    If you have a polygon for the land only, you can simply crop the vector streamline layer to get rid of the straight streamlines in the ocean/sea. However, if you want to clip the raster layer, use clip tool and specify -9999 in the nodata value, and the ocean/sea will disappear.
    – ahmadhanb
    Commented Mar 26, 2019 at 1:14

1 Answer 1


I would create a new raster dataset with the oceans masked out. Assuming any cell with an elevation less than or equal to zero, I would do:

import numpy
import rasterio
with rasterio.open('path/to/orig.tif', 'r') as orig:
    land_and_sea = orig.read(1)
    meta_data = orig.meta.copy()

nodata_value = -9999
meta_data['nodata'] = nodata_value
with rasterio.open('/path/to/masked.tif', 'w', **meta_data) as masked:
    land_only = numpy.where(land_and_sea > 0, land_and_sea, nodata_value)
    masked.write(land_only, 1)

Then you'd repeat the process of generating the stream network.

Alternatively, you could create a polygon from the masked raster and clip the stream to that polygon.

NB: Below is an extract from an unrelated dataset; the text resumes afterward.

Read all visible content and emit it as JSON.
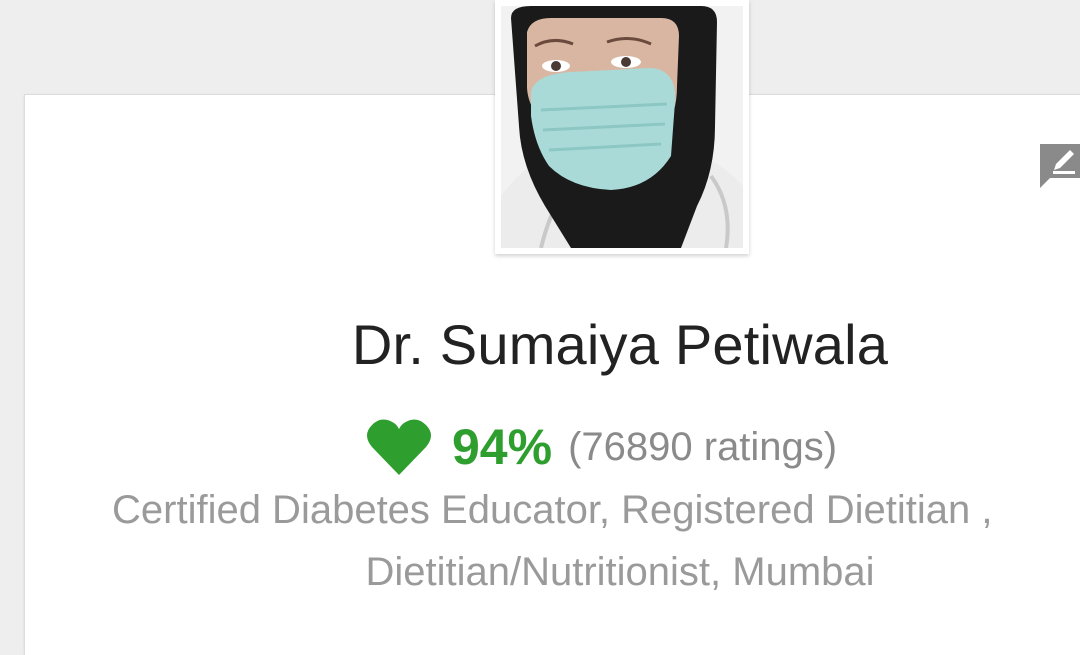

  • I am open to using a python based solution.. not sure if I can accomplish it as I've never used python commands. Should I try to copy/paste this command into my python for my original clipped dem?
    – DatOh
    Commented Mar 25, 2019 at 23:14
  • If you don't have any experience with python, getting your computational environment set up to run this would be quite a challenge and it won't be as easy as "copy/paste" as you'd need to tailor the file paths to your system
    – Paul H
    Commented Mar 25, 2019 at 23:36
  • I see. Then before I spend the next week or two learning python from scratch, any easier solutions you can suggest?
    – DatOh
    Commented Mar 25, 2019 at 23:54
  • 1
    If your stream lines are extending too far out into the ocean, it seems to me that you need to modify you clip layer - perhaps extend it slightly away from land.
    – Stu Smith
    Commented Mar 26, 2019 at 1:11
  • 1
    @DatOh what Stu said or I would just clip the stream lines you already have
    – Paul H
    Commented Mar 26, 2019 at 1:34

Your Answer

By clicking “Post Your Answer”, you agree to our terms of service and acknowledge you have read our privacy policy.

Not the answer you're looking for? Browse other questions tagged or ask your own question.